Messier 13 (also known as NGC 6205, The Great Globular Cluster in Hercules and the Hercules Globular Cluster) is a globular (star) cluster of about 145 light-years in diameter, located some 25,100 light-years away in our Milky Way galaxy, in the constellation Hercules. It is one of the most prominent and best known globulars of the Northern hemisphere and contains over 300,000 stars, the brightest of which is the variable cepheid star V2. Its total luminosity is 300 thousand times the Sun.
Globular clusters are gravitationally bound concentrations of ancient stars (up to a million such stars) which form a nearly spherical system. They orbit the galactic center along highly elliptical paths, and on average one revolution takes 300 million years. Recent estimates indicate that about 150 globulars exist in the Milky Way (the Andromeda Galaxy has been estimated to contain approximately 500 globular clusters).

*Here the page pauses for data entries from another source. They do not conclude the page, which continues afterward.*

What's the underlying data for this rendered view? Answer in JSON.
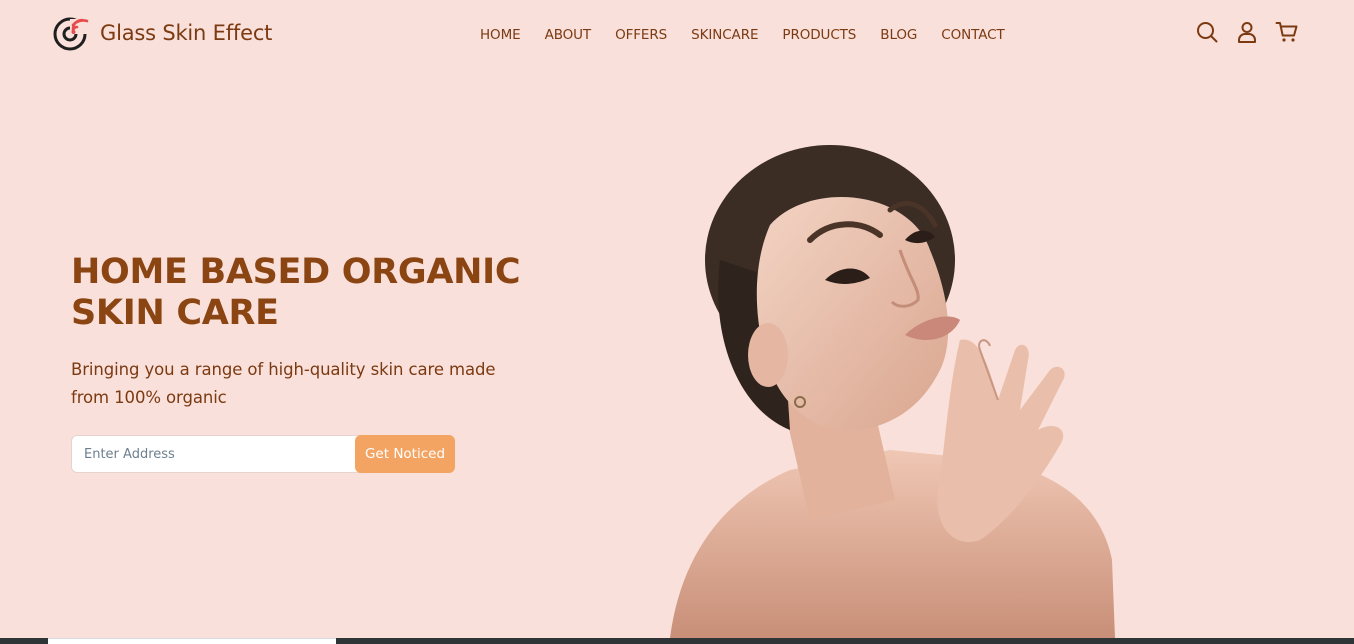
{
  "brand": {
    "name": "Glass Skin Effect",
    "logo_icon": "wifi-c-logo-icon",
    "accent_color": "#e74c4c"
  },
  "nav": {
    "items": [
      {
        "label": "HOME"
      },
      {
        "label": "ABOUT"
      },
      {
        "label": "OFFERS"
      },
      {
        "label": "SKINCARE"
      },
      {
        "label": "PRODUCTS"
      },
      {
        "label": "BLOG"
      },
      {
        "label": "CONTACT"
      }
    ],
    "icons": [
      "search-icon",
      "user-icon",
      "cart-icon"
    ]
  },
  "hero": {
    "title_line1": "HOME BASED ORGANIC",
    "title_line2": "SKIN CARE",
    "subtitle_line1": "Bringing you a range of high-quality skin care made",
    "subtitle_line2": "from 100% organic",
    "input_placeholder": "Enter Address",
    "button_label": "Get Noticed",
    "image": "woman-portrait"
  },
  "colors": {
    "background": "#fae0da",
    "text": "#7b3a12",
    "heading": "#8b4513",
    "button": "#f4a462"
  }
}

Messier 13 is composed of some of the oldest stars in the Universe. They are estimated to be about 14 billion years old. Born before the Mily Way’s stars had a chance to create metals and distribute them in star-forming regions, Messier 13’s iron content relative to hydrogen is just 5 percent that of the Sun.
The density of stars near the core of Messier 13 is so great (about 500 times more concentrated than in the solar neighbourhood) that the visible-light and near-infrared images all become a bright central blur.
When the Hubble Space Telescope was pointed towards Messier 13 they found 15 blue straggler stars (unusually hot and bright stars) and 10 other possibles. Blue stragglers are so named because they seemingly lag behind in the aging process, appearing younger than the population from which they formed. Real blue stragglers should exhibit signs of lithium, carbon and oxygen depletion, which are chemical signatures of past mass transfer from less massive and older stars. These stars appear to be bluer and so younger than most other, apparently older, stars.
Messier 13 was selected in 1974 as target for one of the first radio messages addressed to possible extra-terrestrial intelligent races, and sent by the big radio telescope of the Arecibo Observatory. The reason was that M13 was a large collection of stars with a high star density, so, the chances of a life harboring planet with intelligent life forms, were believed to be higher. However, more recent studies suggest that planets are very rare in the dense environments of globular clusters.
Image Credit: Mike van den Berg